Building a strong defense against construction risk.
Insurance and risk management is an integral part of a construction business. So many times, construction business owners focus on production and cost savings and miss huge job site issues that could cause serious injuries to their workers or others. In the spirit of “just get it done”, business owners don’t take the time to read their construction contracts. This leaves them open to uninformed and unintended breach of contract and pay issues that are costly.
Become an avid reader of contracts.
Our insurance firm has a full-time attorney to provide legal advice relating to the contracts of our clients. We have saved our clients tens of thousands of dollars when jobs “went bad” and the general contractor was let go.
I see many contracts requiring coverage beyond what an insurance policy will offer. These sections in a contract can become costly to your business and in certain situations cause a major disruption to your business continuation.
Be an avid reader of the contracts you sign. You will sleep better at night.
He who has the cash, wins.
I attended a contractor association meeting one year when a large general contractor said “He who has the cash, wins!” There are a lot of great general contractors in the Mid-Atlantic region that don’t misuse or abuse the payment terms between them and their subcontractor. Unfortunately, there are others that use the subcontractor payment system to their benefit. To minimize the delayed or non-payment risk, all relationships need to be treated equally in order to minimize the outstanding receivables. Having consistency in the accounting department should lower the risk of late or non-payment.

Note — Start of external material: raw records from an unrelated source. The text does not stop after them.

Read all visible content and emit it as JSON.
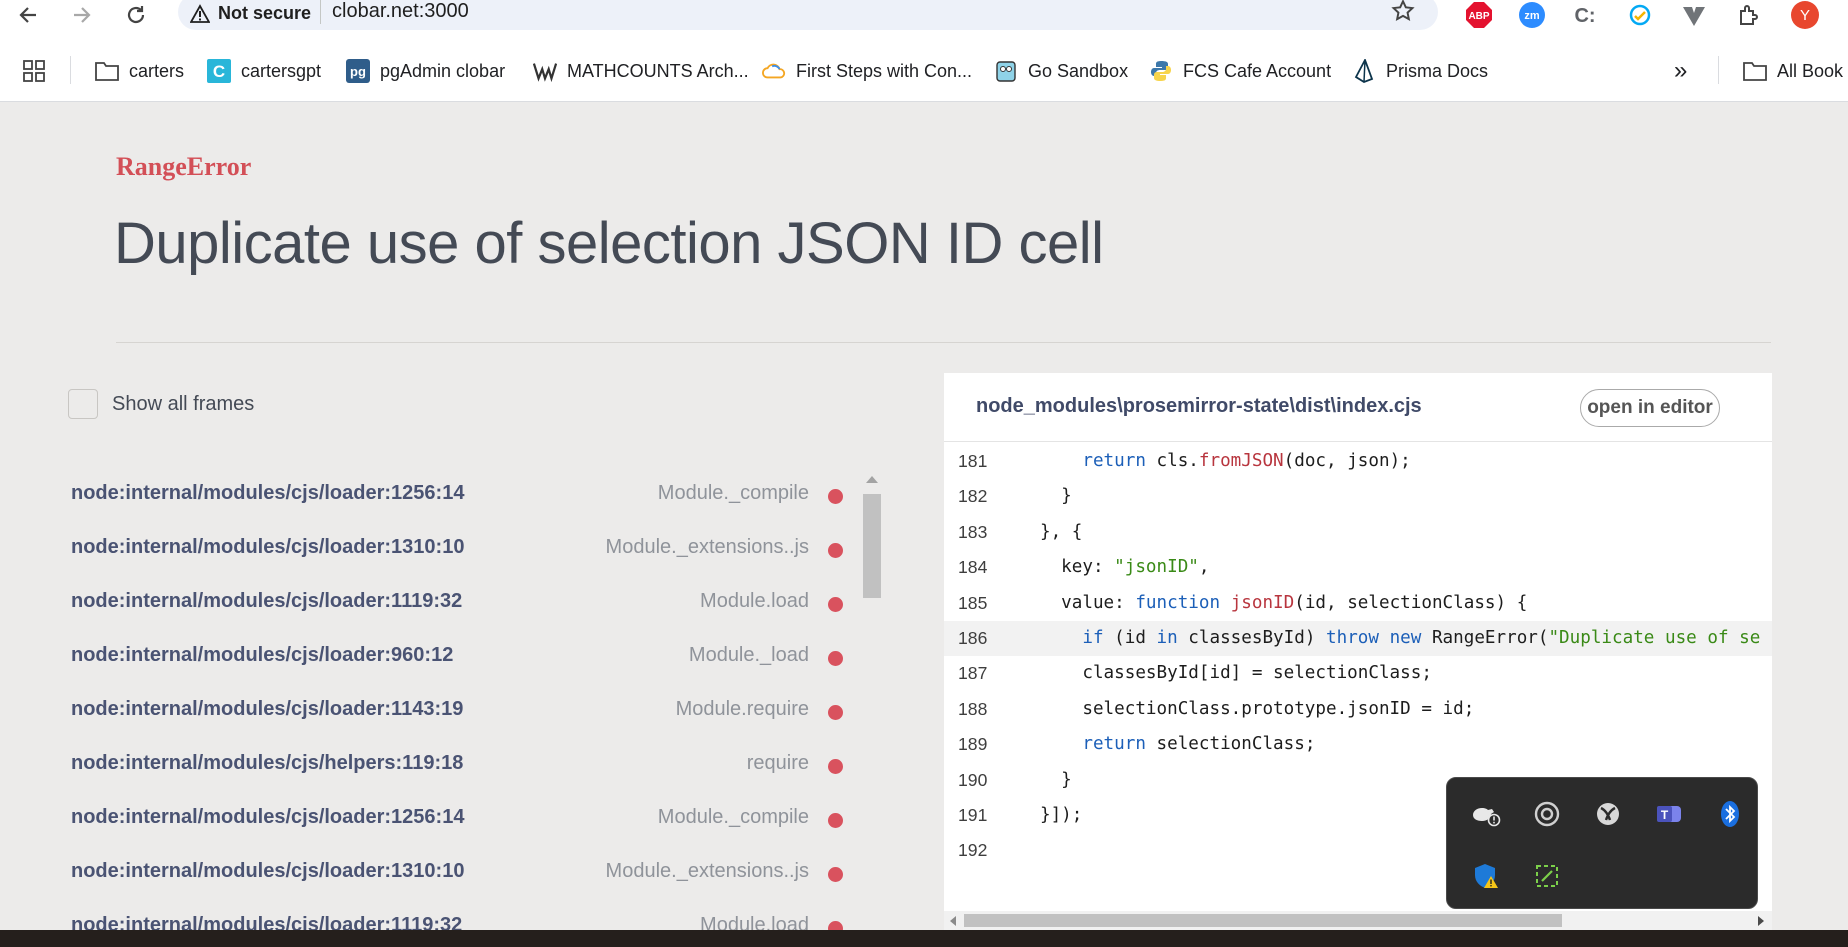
{
  "browser": {
    "security_label": "Not secure",
    "url": "clobar.net:3000",
    "profile_initial": "Y",
    "extensions": [
      {
        "name": "adblock-plus",
        "label": "ABP",
        "color": "#e4122f"
      },
      {
        "name": "zoom",
        "label": "zm",
        "color": "#2d8cff"
      },
      {
        "name": "codeium",
        "label": "C:",
        "color": "#606368"
      },
      {
        "name": "clockify",
        "label": "",
        "color": "#03a9f4"
      },
      {
        "name": "vuetify",
        "label": "",
        "color": "#5f6368"
      }
    ],
    "accent": "#e8472e"
  },
  "bookmarks": [
    {
      "label": "carters",
      "icon": "folder-icon"
    },
    {
      "label": "cartersgpt",
      "icon": "c-logo-icon"
    },
    {
      "label": "pgAdmin clobar",
      "icon": "pgadmin-icon"
    },
    {
      "label": "MATHCOUNTS Arch...",
      "icon": "mathcounts-icon"
    },
    {
      "label": "First Steps with Con...",
      "icon": "cloud-icon"
    },
    {
      "label": "Go Sandbox",
      "icon": "gopher-icon"
    },
    {
      "label": "FCS Cafe Account",
      "icon": "python-icon"
    },
    {
      "label": "Prisma Docs",
      "icon": "prisma-icon"
    }
  ],
  "bookmarks_more": "»",
  "all_bookmarks": "All Book",
  "error": {
    "type": "RangeError",
    "message": "Duplicate use of selection JSON ID cell"
  },
  "show_all_frames": "Show all frames",
  "frames": [
    {
      "file": "node:internal/modules/cjs/loader:1256:14",
      "fn": "Module._compile"
    },
    {
      "file": "node:internal/modules/cjs/loader:1310:10",
      "fn": "Module._extensions..js"
    },
    {
      "file": "node:internal/modules/cjs/loader:1119:32",
      "fn": "Module.load"
    },
    {
      "file": "node:internal/modules/cjs/loader:960:12",
      "fn": "Module._load"
    },
    {
      "file": "node:internal/modules/cjs/loader:1143:19",
      "fn": "Module.require"
    },
    {
      "file": "node:internal/modules/cjs/helpers:119:18",
      "fn": "require"
    },
    {
      "file": "node:internal/modules/cjs/loader:1256:14",
      "fn": "Module._compile"
    },
    {
      "file": "node:internal/modules/cjs/loader:1310:10",
      "fn": "Module._extensions..js"
    },
    {
      "file": "node:internal/modules/cjs/loader:1119:32",
      "fn": "Module.load"
    }
  ],
  "code": {
    "file": "node_modules\\prosemirror-state\\dist\\index.cjs",
    "open_editor": "open in editor",
    "highlight_line": "186",
    "lines": [
      {
        "num": "181",
        "src": "    return cls.fromJSON(doc, json);"
      },
      {
        "num": "182",
        "src": "  }"
      },
      {
        "num": "183",
        "src": "}, {"
      },
      {
        "num": "184",
        "src": "  key: \"jsonID\","
      },
      {
        "num": "185",
        "src": "  value: function jsonID(id, selectionClass) {"
      },
      {
        "num": "186",
        "src": "    if (id in classesById) throw new RangeError(\"Duplicate use of se"
      },
      {
        "num": "187",
        "src": "    classesById[id] = selectionClass;"
      },
      {
        "num": "188",
        "src": "    selectionClass.prototype.jsonID = id;"
      },
      {
        "num": "189",
        "src": "    return selectionClass;"
      },
      {
        "num": "190",
        "src": "  }"
      },
      {
        "num": "191",
        "src": "}]);"
      },
      {
        "num": "192",
        "src": ""
      }
    ]
  },
  "tray_icons": [
    "steam-icon",
    "obs-icon",
    "xbox-icon",
    "teams-icon",
    "bluetooth-icon",
    "windows-security-warning-icon",
    "snipping-tool-icon"
  ]
}
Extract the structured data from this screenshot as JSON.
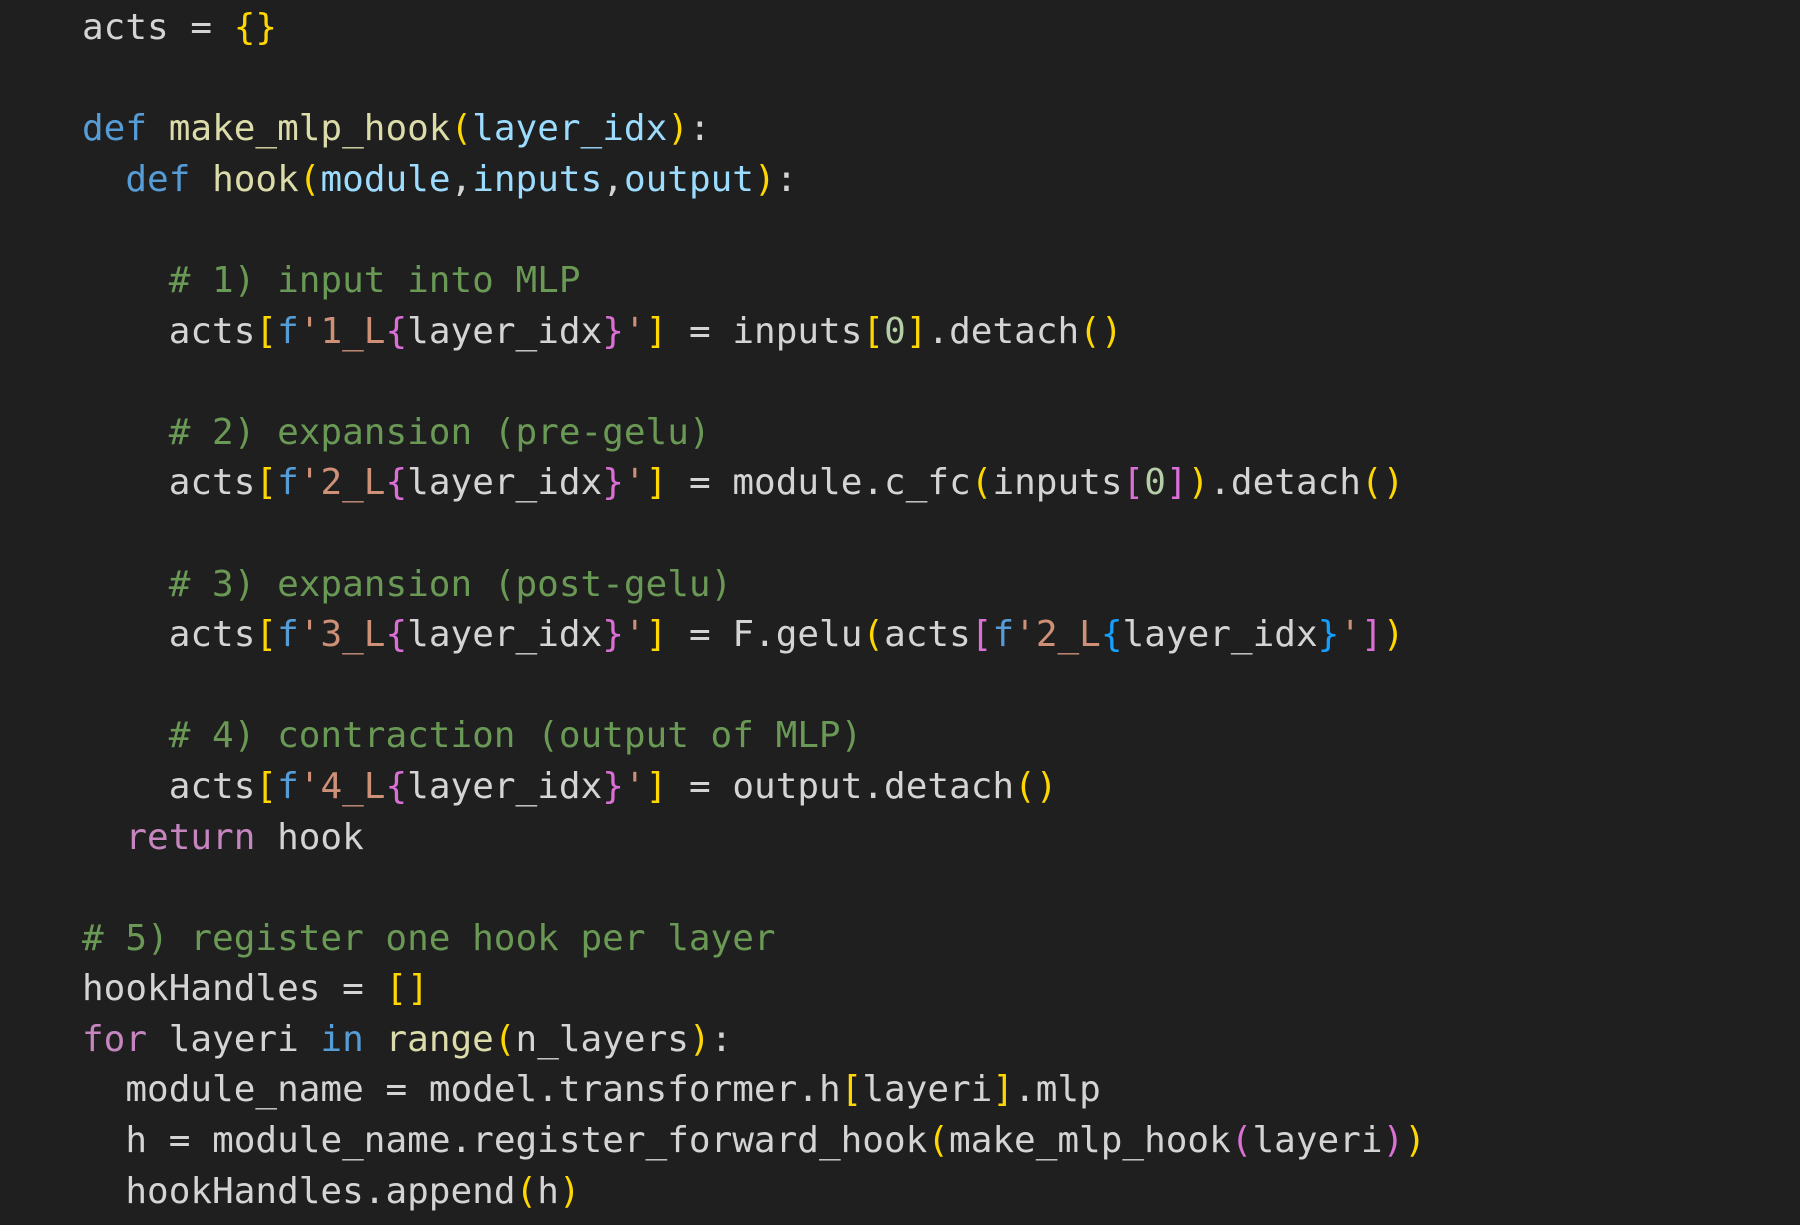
{
  "editor": {
    "language": "python",
    "theme_colors": {
      "background": "#1f1f1f",
      "keyword": "#569cd6",
      "control": "#c586c0",
      "function": "#dcdcaa",
      "parameter": "#9cdcfe",
      "comment": "#6a9955",
      "string": "#ce9178",
      "number": "#b5cea8",
      "bracket_level1": "#ffd700",
      "bracket_level2": "#da70d6",
      "bracket_level3": "#179fff"
    },
    "lines": [
      [
        {
          "t": "acts",
          "c": "var"
        },
        {
          "t": " = ",
          "c": "op"
        },
        {
          "t": "{}",
          "c": "br1"
        }
      ],
      [],
      [
        {
          "t": "def",
          "c": "kw"
        },
        {
          "t": " ",
          "c": "var"
        },
        {
          "t": "make_mlp_hook",
          "c": "fn"
        },
        {
          "t": "(",
          "c": "br1"
        },
        {
          "t": "layer_idx",
          "c": "param"
        },
        {
          "t": ")",
          "c": "br1"
        },
        {
          "t": ":",
          "c": "punc"
        }
      ],
      [
        {
          "t": "  ",
          "c": "var"
        },
        {
          "t": "def",
          "c": "kw"
        },
        {
          "t": " ",
          "c": "var"
        },
        {
          "t": "hook",
          "c": "fn"
        },
        {
          "t": "(",
          "c": "br1"
        },
        {
          "t": "module",
          "c": "param"
        },
        {
          "t": ",",
          "c": "punc"
        },
        {
          "t": "inputs",
          "c": "param"
        },
        {
          "t": ",",
          "c": "punc"
        },
        {
          "t": "output",
          "c": "param"
        },
        {
          "t": ")",
          "c": "br1"
        },
        {
          "t": ":",
          "c": "punc"
        }
      ],
      [],
      [
        {
          "t": "    ",
          "c": "var"
        },
        {
          "t": "# 1) input into MLP",
          "c": "comment"
        }
      ],
      [
        {
          "t": "    ",
          "c": "var"
        },
        {
          "t": "acts",
          "c": "var"
        },
        {
          "t": "[",
          "c": "br1"
        },
        {
          "t": "f",
          "c": "fpre"
        },
        {
          "t": "'1_L",
          "c": "str"
        },
        {
          "t": "{",
          "c": "br2"
        },
        {
          "t": "layer_idx",
          "c": "var"
        },
        {
          "t": "}",
          "c": "br2"
        },
        {
          "t": "'",
          "c": "str"
        },
        {
          "t": "]",
          "c": "br1"
        },
        {
          "t": " = ",
          "c": "op"
        },
        {
          "t": "inputs",
          "c": "var"
        },
        {
          "t": "[",
          "c": "br1"
        },
        {
          "t": "0",
          "c": "num"
        },
        {
          "t": "]",
          "c": "br1"
        },
        {
          "t": ".detach",
          "c": "var"
        },
        {
          "t": "()",
          "c": "br1"
        }
      ],
      [],
      [
        {
          "t": "    ",
          "c": "var"
        },
        {
          "t": "# 2) expansion (pre-gelu)",
          "c": "comment"
        }
      ],
      [
        {
          "t": "    ",
          "c": "var"
        },
        {
          "t": "acts",
          "c": "var"
        },
        {
          "t": "[",
          "c": "br1"
        },
        {
          "t": "f",
          "c": "fpre"
        },
        {
          "t": "'2_L",
          "c": "str"
        },
        {
          "t": "{",
          "c": "br2"
        },
        {
          "t": "layer_idx",
          "c": "var"
        },
        {
          "t": "}",
          "c": "br2"
        },
        {
          "t": "'",
          "c": "str"
        },
        {
          "t": "]",
          "c": "br1"
        },
        {
          "t": " = ",
          "c": "op"
        },
        {
          "t": "module.c_fc",
          "c": "var"
        },
        {
          "t": "(",
          "c": "br1"
        },
        {
          "t": "inputs",
          "c": "var"
        },
        {
          "t": "[",
          "c": "br2"
        },
        {
          "t": "0",
          "c": "num"
        },
        {
          "t": "]",
          "c": "br2"
        },
        {
          "t": ")",
          "c": "br1"
        },
        {
          "t": ".detach",
          "c": "var"
        },
        {
          "t": "()",
          "c": "br1"
        }
      ],
      [],
      [
        {
          "t": "    ",
          "c": "var"
        },
        {
          "t": "# 3) expansion (post-gelu)",
          "c": "comment"
        }
      ],
      [
        {
          "t": "    ",
          "c": "var"
        },
        {
          "t": "acts",
          "c": "var"
        },
        {
          "t": "[",
          "c": "br1"
        },
        {
          "t": "f",
          "c": "fpre"
        },
        {
          "t": "'3_L",
          "c": "str"
        },
        {
          "t": "{",
          "c": "br2"
        },
        {
          "t": "layer_idx",
          "c": "var"
        },
        {
          "t": "}",
          "c": "br2"
        },
        {
          "t": "'",
          "c": "str"
        },
        {
          "t": "]",
          "c": "br1"
        },
        {
          "t": " = ",
          "c": "op"
        },
        {
          "t": "F.gelu",
          "c": "var"
        },
        {
          "t": "(",
          "c": "br1"
        },
        {
          "t": "acts",
          "c": "var"
        },
        {
          "t": "[",
          "c": "br2"
        },
        {
          "t": "f",
          "c": "fpre"
        },
        {
          "t": "'2_L",
          "c": "str"
        },
        {
          "t": "{",
          "c": "br3"
        },
        {
          "t": "layer_idx",
          "c": "var"
        },
        {
          "t": "}",
          "c": "br3"
        },
        {
          "t": "'",
          "c": "str"
        },
        {
          "t": "]",
          "c": "br2"
        },
        {
          "t": ")",
          "c": "br1"
        }
      ],
      [],
      [
        {
          "t": "    ",
          "c": "var"
        },
        {
          "t": "# 4) contraction (output of MLP)",
          "c": "comment"
        }
      ],
      [
        {
          "t": "    ",
          "c": "var"
        },
        {
          "t": "acts",
          "c": "var"
        },
        {
          "t": "[",
          "c": "br1"
        },
        {
          "t": "f",
          "c": "fpre"
        },
        {
          "t": "'4_L",
          "c": "str"
        },
        {
          "t": "{",
          "c": "br2"
        },
        {
          "t": "layer_idx",
          "c": "var"
        },
        {
          "t": "}",
          "c": "br2"
        },
        {
          "t": "'",
          "c": "str"
        },
        {
          "t": "]",
          "c": "br1"
        },
        {
          "t": " = ",
          "c": "op"
        },
        {
          "t": "output.detach",
          "c": "var"
        },
        {
          "t": "()",
          "c": "br1"
        }
      ],
      [
        {
          "t": "  ",
          "c": "var"
        },
        {
          "t": "return",
          "c": "ctl"
        },
        {
          "t": " hook",
          "c": "var"
        }
      ],
      [],
      [
        {
          "t": "# 5) register one hook per layer",
          "c": "comment"
        }
      ],
      [
        {
          "t": "hookHandles",
          "c": "var"
        },
        {
          "t": " = ",
          "c": "op"
        },
        {
          "t": "[]",
          "c": "br1"
        }
      ],
      [
        {
          "t": "for",
          "c": "ctl"
        },
        {
          "t": " layeri ",
          "c": "var"
        },
        {
          "t": "in",
          "c": "kw"
        },
        {
          "t": " ",
          "c": "var"
        },
        {
          "t": "range",
          "c": "fn"
        },
        {
          "t": "(",
          "c": "br1"
        },
        {
          "t": "n_layers",
          "c": "var"
        },
        {
          "t": ")",
          "c": "br1"
        },
        {
          "t": ":",
          "c": "punc"
        }
      ],
      [
        {
          "t": "  ",
          "c": "var"
        },
        {
          "t": "module_name",
          "c": "var"
        },
        {
          "t": " = ",
          "c": "op"
        },
        {
          "t": "model.transformer.h",
          "c": "var"
        },
        {
          "t": "[",
          "c": "br1"
        },
        {
          "t": "layeri",
          "c": "var"
        },
        {
          "t": "]",
          "c": "br1"
        },
        {
          "t": ".mlp",
          "c": "var"
        }
      ],
      [
        {
          "t": "  ",
          "c": "var"
        },
        {
          "t": "h",
          "c": "var"
        },
        {
          "t": " = ",
          "c": "op"
        },
        {
          "t": "module_name.register_forward_hook",
          "c": "var"
        },
        {
          "t": "(",
          "c": "br1"
        },
        {
          "t": "make_mlp_hook",
          "c": "var"
        },
        {
          "t": "(",
          "c": "br2"
        },
        {
          "t": "layeri",
          "c": "var"
        },
        {
          "t": ")",
          "c": "br2"
        },
        {
          "t": ")",
          "c": "br1"
        }
      ],
      [
        {
          "t": "  ",
          "c": "var"
        },
        {
          "t": "hookHandles.append",
          "c": "var"
        },
        {
          "t": "(",
          "c": "br1"
        },
        {
          "t": "h",
          "c": "var"
        },
        {
          "t": ")",
          "c": "br1"
        }
      ]
    ]
  }
}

What would you do to get paid? Would you accept responsibility for something you had nothing to do with? Would you forget about a change order? Resist the temptation to lay aside your core business principals to receive your monthly draws.
Subcontractors are regularly offering interest free financing for projects they are working on. Start reviewing your contracts and begin negotiating payment terms to suit you. I would also encourage you to rate each general contractor based on payment history and apply standard debit factors to each quote given. Those that pay promptly, get the best price. Those that don’t, get a higher price to cover the time value of money on the delayed payments. A system of including payment history to your proposals will cover the costs associated with delayed payments.
CFMA – Construction Financial Management Association
The CFMA is an organization established for the construction business owner to help them do a better job in managing the profitability and cash flow in today’s challenging construction environment. I see value in the organization and offer educational services as it relates to insurance and risk management to the local chapter. To know more, check out the association at www.cfma.org.